First, a quick observation: Even from a secular perspective, the notion that we tend to judge our actions or thoughts as right or wrong based solely on whether they cause harm to someone else is a notion peculiar to our culture. Jonathan Haidt, in The Righteous Mind, shows that the human brain has several different “moral taste buds”, or moral intuitions. One of those has to do with causing harm to others (compassion), but in other cases it’s less obvious (the remainder are fairness, loyalty, authority, sanctity, and liberty). These moral taste buds span cultures, but different cultures have different “preferences” between them. We in the 21st century West place the biggest emphasis on harm to the exclusion of the others. Now, our culture could be right in doing so, but in deciding that we are, we should at least note that our perspective is largely driven by our own cultural bias.

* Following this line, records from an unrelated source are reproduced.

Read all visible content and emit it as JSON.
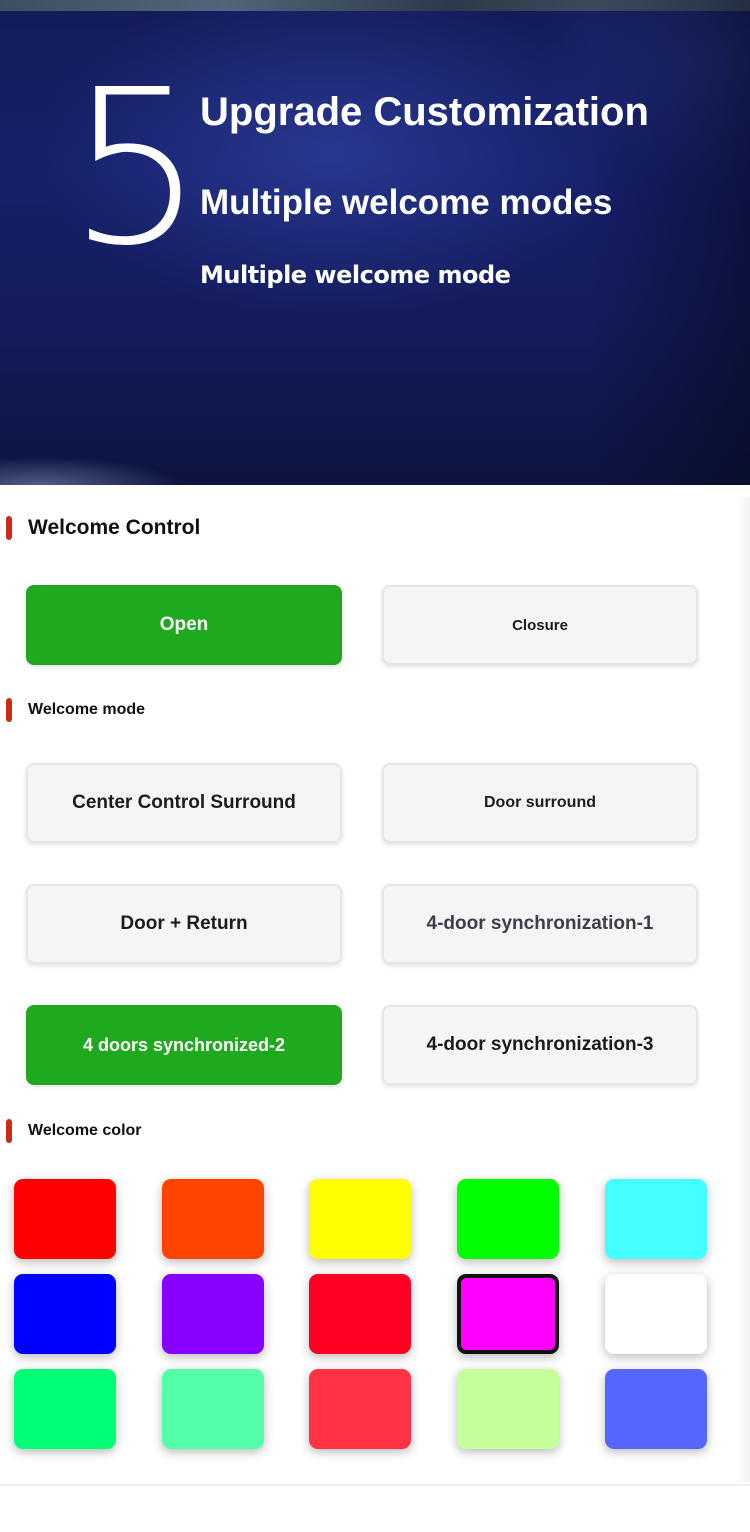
{
  "hero": {
    "number": "5",
    "title": "Upgrade Customization",
    "subtitle": "Multiple welcome modes",
    "subtitle2": "Multiple welcome mode"
  },
  "welcome_control": {
    "title": "Welcome Control",
    "open_label": "Open",
    "closure_label": "Closure",
    "selected": "Open"
  },
  "welcome_mode": {
    "title": "Welcome mode",
    "options": [
      "Center Control Surround",
      "Door surround",
      "Door + Return",
      "4-door synchronization-1",
      "4 doors synchronized-2",
      "4-door synchronization-3"
    ],
    "selected": "4 doors synchronized-2"
  },
  "welcome_color": {
    "title": "Welcome color",
    "swatches": [
      "#ff0000",
      "#ff4400",
      "#ffff00",
      "#00ff00",
      "#44ffff",
      "#0000ff",
      "#8800ff",
      "#ff0022",
      "#ff00ff",
      "#ffffff",
      "#00ff77",
      "#55ffaa",
      "#ff3344",
      "#c4ff99",
      "#5566ff"
    ],
    "selected": "#ff00ff"
  },
  "colors": {
    "active_green": "#1fa91f",
    "section_bar_red": "#cc2a12",
    "hero_blue": "#16206a"
  }
}
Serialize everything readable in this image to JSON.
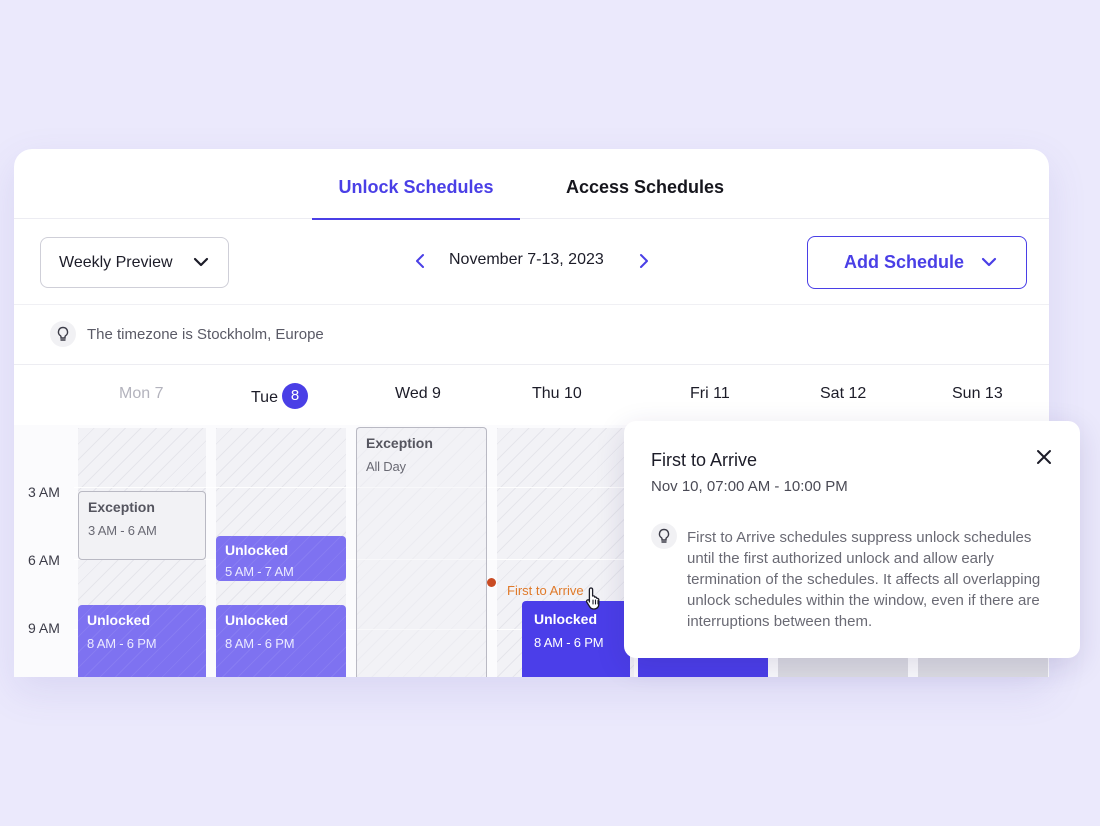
{
  "tabs": [
    {
      "label": "Unlock Schedules",
      "active": true
    },
    {
      "label": "Access Schedules",
      "active": false
    }
  ],
  "toolbar": {
    "view_select": "Weekly Preview",
    "date_range": "November 7-13, 2023",
    "add_button": "Add Schedule"
  },
  "timezone_note": "The timezone is Stockholm, Europe",
  "days": [
    {
      "label": "Mon 7"
    },
    {
      "label": "Tue",
      "badge": "8"
    },
    {
      "label": "Wed 9"
    },
    {
      "label": "Thu 10"
    },
    {
      "label": "Fri 11"
    },
    {
      "label": "Sat 12"
    },
    {
      "label": "Sun 13"
    }
  ],
  "time_labels": [
    "3 AM",
    "6 AM",
    "9 AM"
  ],
  "events": {
    "mon_exception": {
      "title": "Exception",
      "time": "3 AM - 6 AM"
    },
    "mon_unlocked": {
      "title": "Unlocked",
      "time": "8 AM - 6 PM"
    },
    "tue_unlocked_early": {
      "title": "Unlocked",
      "time": "5 AM - 7 AM"
    },
    "tue_unlocked": {
      "title": "Unlocked",
      "time": "8 AM - 6 PM"
    },
    "wed_exception": {
      "title": "Exception",
      "time": "All Day"
    },
    "thu_first_to_arrive": {
      "title": "First to Arrive"
    },
    "thu_unlocked": {
      "title": "Unlocked",
      "time": "8 AM - 6 PM"
    }
  },
  "popover": {
    "title": "First to Arrive",
    "subtitle": "Nov 10, 07:00 AM - 10:00 PM",
    "body": "First to Arrive schedules suppress unlock schedules until the first authorized unlock and allow early termination of the schedules. It affects all overlapping unlock schedules within the window, even if there are interruptions between them."
  },
  "colors": {
    "accent": "#4a3fe6",
    "unlocked": "#7e72f1",
    "first_to_arrive": "#f39a2b",
    "background": "#ebe9fc"
  },
  "icons": {
    "view_select": "chevron-down-icon",
    "prev": "chevron-left-icon",
    "next": "chevron-right-icon",
    "add": "chevron-down-icon",
    "timezone": "lightbulb-icon",
    "close": "close-icon",
    "cursor": "hand-pointer-icon"
  }
}
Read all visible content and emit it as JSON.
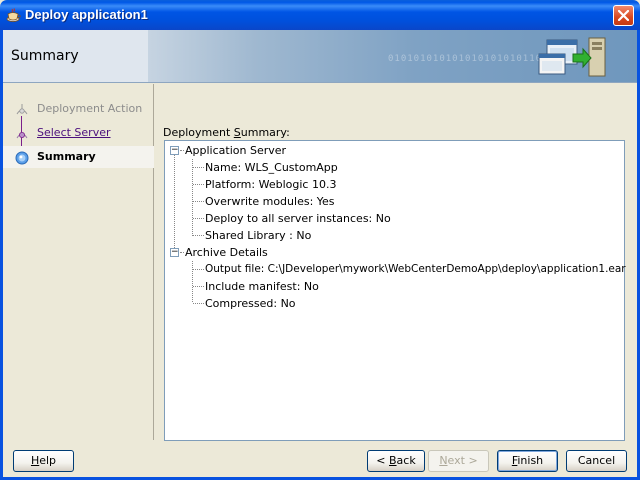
{
  "window": {
    "title": "Deploy application1"
  },
  "header": {
    "title": "Summary",
    "binary_pattern": "0101010101010101010101101010101"
  },
  "nav": {
    "items": [
      {
        "label": "Deployment Action",
        "state": "disabled"
      },
      {
        "label": "Select Server",
        "state": "link"
      },
      {
        "label": "Summary",
        "state": "active"
      }
    ]
  },
  "summary": {
    "section_label_pre": "Deployment ",
    "section_label_accel": "S",
    "section_label_post": "ummary:",
    "groups": [
      {
        "label": "Application Server",
        "expander": "−",
        "items": [
          "Name:  WLS_CustomApp",
          "Platform: Weblogic 10.3",
          "Overwrite modules: Yes",
          "Deploy to all server instances: No",
          "Shared Library : No"
        ]
      },
      {
        "label": "Archive Details",
        "expander": "−",
        "items": [
          "Output file: C:\\JDeveloper\\mywork\\WebCenterDemoApp\\deploy\\application1.ear",
          "Include manifest: No",
          "Compressed: No"
        ]
      }
    ]
  },
  "buttons": {
    "help": "Help",
    "back": "< Back",
    "next": "Next >",
    "finish": "Finish",
    "cancel": "Cancel"
  },
  "colors": {
    "titlebar": "#0058e6",
    "link": "#4b0f7d",
    "close": "#d9481f"
  }
}
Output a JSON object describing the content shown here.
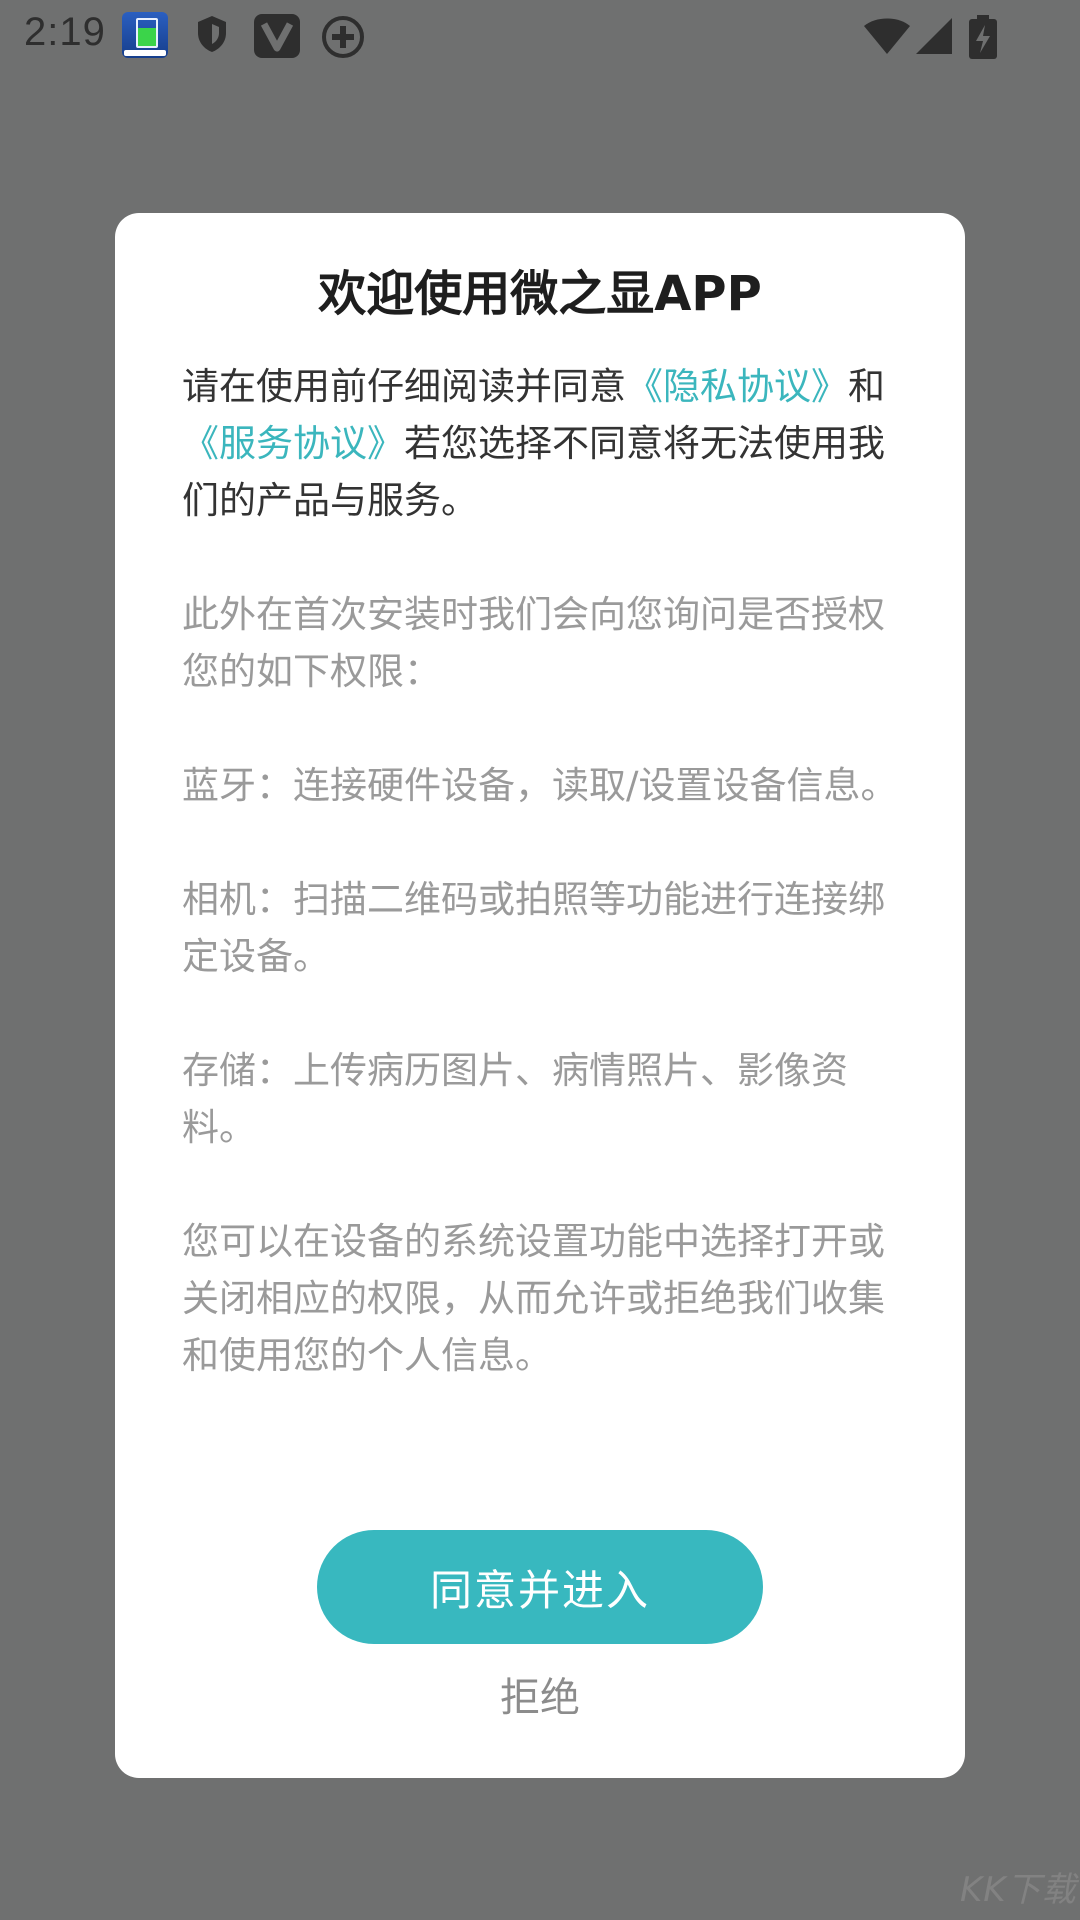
{
  "status_bar": {
    "time": "2:19"
  },
  "dialog": {
    "title": "欢迎使用微之显APP",
    "intro": {
      "before_link1": "请在使用前仔细阅读并同意",
      "link1": "《隐私协议》",
      "between": "和",
      "link2": "《服务协议》",
      "after_link2": "若您选择不同意将无法使用我们的产品与服务。"
    },
    "permissions_intro": "此外在首次安装时我们会向您询问是否授权您的如下权限：",
    "permissions": [
      "蓝牙：连接硬件设备，读取/设置设备信息。",
      "相机：扫描二维码或拍照等功能进行连接绑定设备。",
      "存储：上传病历图片、病情照片、影像资料。"
    ],
    "footer_note": "您可以在设备的系统设置功能中选择打开或关闭相应的权限，从而允许或拒绝我们收集和使用您的个人信息。",
    "agree_label": "同意并进入",
    "reject_label": "拒绝"
  },
  "watermark": "KK下载",
  "colors": {
    "accent": "#38b8bf",
    "link": "#3bb6bd",
    "overlay": "#6f7070",
    "muted_text": "#9a9a9a"
  }
}
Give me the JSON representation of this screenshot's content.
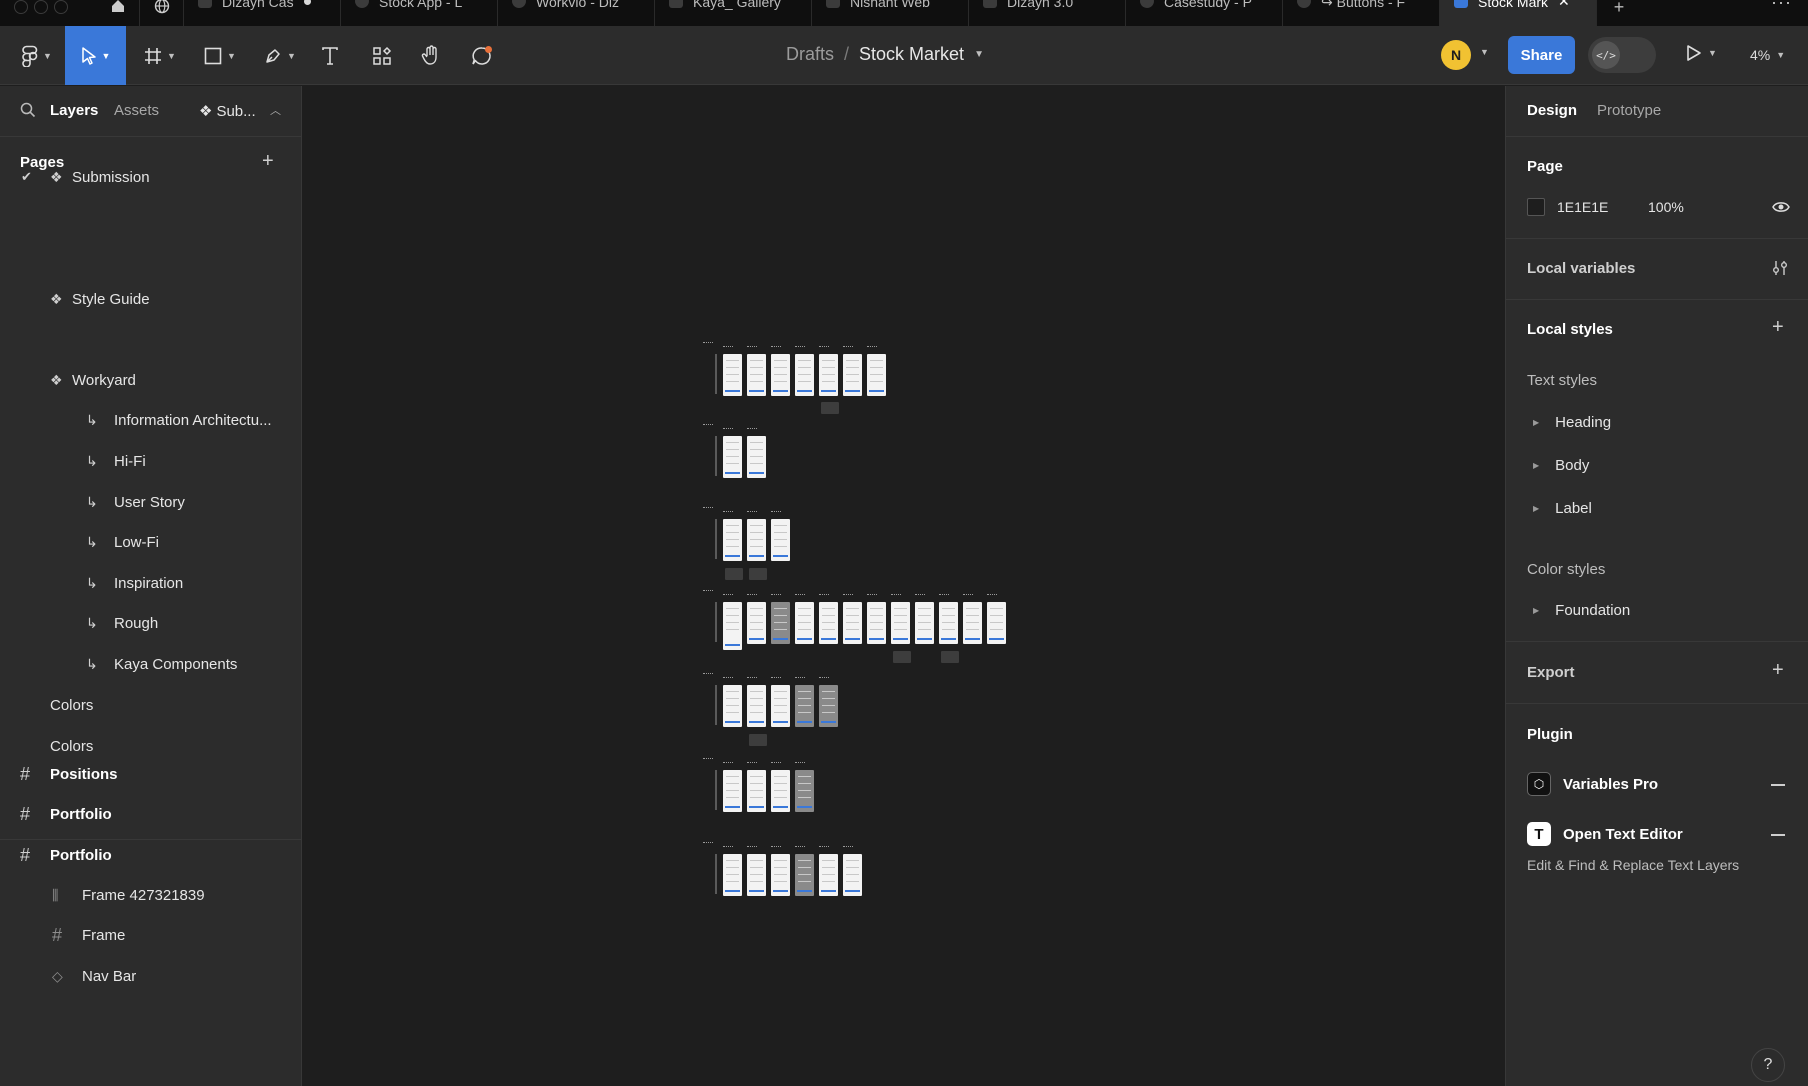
{
  "tabs": [
    {
      "label": "Dizayn Cas",
      "kind": "design",
      "unsaved": true,
      "active": false
    },
    {
      "label": "Stock App - L",
      "kind": "prototype",
      "active": false
    },
    {
      "label": "Workvio - Diz",
      "kind": "prototype",
      "active": false
    },
    {
      "label": "Kaya_ Gallery",
      "kind": "design",
      "active": false
    },
    {
      "label": "Nishant Web",
      "kind": "design",
      "active": false
    },
    {
      "label": "Dizayn 3.0",
      "kind": "design",
      "active": false
    },
    {
      "label": "Casestudy - P",
      "kind": "prototype",
      "active": false
    },
    {
      "label": "↪ Buttons - F",
      "kind": "prototype",
      "active": false
    },
    {
      "label": "Stock Mark",
      "kind": "design",
      "active": true
    }
  ],
  "toolbar": {
    "breadcrumb_drafts": "Drafts",
    "breadcrumb_sep": "/",
    "file_name": "Stock Market",
    "avatar_initial": "N",
    "share_label": "Share",
    "zoom_level": "4%",
    "accent": "#3a78d9"
  },
  "left_panel": {
    "tab_layers": "Layers",
    "tab_assets": "Assets",
    "current_page_short": "Sub...",
    "pages_heading": "Pages",
    "pages": [
      {
        "label": "Submission",
        "current": true,
        "component": true
      },
      {
        "label": "Style Guide",
        "component": true
      },
      {
        "label": "Workyard",
        "component": true
      },
      {
        "label": "Information Architectu...",
        "sub": true
      },
      {
        "label": "Hi-Fi",
        "sub": true
      },
      {
        "label": "User Story",
        "sub": true
      },
      {
        "label": "Low-Fi",
        "sub": true
      },
      {
        "label": "Inspiration",
        "sub": true
      },
      {
        "label": "Rough",
        "sub": true
      },
      {
        "label": "Kaya Components",
        "sub": true
      },
      {
        "label": "Colors"
      },
      {
        "label": "Colors"
      }
    ],
    "layers": [
      {
        "label": "Positions",
        "icon": "frame-icon",
        "bold": true
      },
      {
        "label": "Portfolio",
        "icon": "frame-icon",
        "bold": true
      },
      {
        "label": "Portfolio",
        "icon": "frame-icon",
        "bold": true
      },
      {
        "label": "Frame 427321839",
        "icon": "autolayout-icon",
        "bold": false
      },
      {
        "label": "Frame",
        "icon": "frame-icon",
        "bold": false
      },
      {
        "label": "Nav Bar",
        "icon": "component-instance-icon",
        "bold": false
      }
    ]
  },
  "right_panel": {
    "tab_design": "Design",
    "tab_prototype": "Prototype",
    "page_heading": "Page",
    "page_color_hex": "1E1E1E",
    "page_opacity": "100%",
    "local_variables": "Local variables",
    "local_styles": "Local styles",
    "text_styles_heading": "Text styles",
    "text_styles": [
      "Heading",
      "Body",
      "Label"
    ],
    "color_styles_heading": "Color styles",
    "color_styles": [
      "Foundation"
    ],
    "export_heading": "Export",
    "plugin_heading": "Plugin",
    "plugins": [
      {
        "name": "Variables Pro",
        "icon": "variables-pro-icon"
      },
      {
        "name": "Open Text Editor",
        "icon": "text-editor-icon",
        "description": "Edit & Find & Replace Text Layers"
      }
    ]
  },
  "help_label": "?"
}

Second, the Christian perspective: Christians view sin, first and foremost, as being against God. This is why David can confess “against you, you only, have I sinned and done what is evil in your sight; so you are right in your verdict and justified when you judge.” (Psalm 51:4) David’s sin, in fact, harmed Bathsheba and Uriah and David’s entire family, but he recognized that sin at its core is rebellion against God. When we sin against others, we always sin against God. But it seems possible to sin against God, without necessarily sinning against others.

Third, our question sometimes comes from a lack of understanding. Sin is fundamentally destructive to God’s creation, even if we can’t see it. Something may not be harmful from our perspective, but here we simply suffer from our limited perception of reality. Here are a few observations on what we might call “private” or “harmless” sins:

(1)    Sin is self-degrading: Even if a sin caused no measurable harm to someone else it still causes harm to the one who sins. In turning away from God, we turn away from the one who can heal our souls. Since we as humans made in God’s image are the most precious thing in God’s creation, it is a sin to do damage to our souls.

(2)    The private self is intrinsically tied with the social self. We inevitably act and speak out of our nature. “Every good tree bears good fruit, but a bad tree bears bad fruit.” (Matthew 7:17) The social consequences of a sin aren’t always obvious, but if given the chance, they always come.

(3)    Sin grows: James describes it well when he says, “after desire has conceived, it gives birth to sin; and sin, when it is full-grown, gives birth to death.” (James 1:15) We sometimes think that we have the power over the small sins, that we have control. This is a deception. Sin, unchecked, gains power over the one who indulges it.

Fourth, thank goodness for grace. God has the power to reverse sins’ trajectory, to heal what is broken and to restore whatever was taken away. God gave us the law to limit the negative impact of sin, but it is ultimately the Spirit of God that brings life, and it is the Spirit of God, through Jesus, that we all need the most.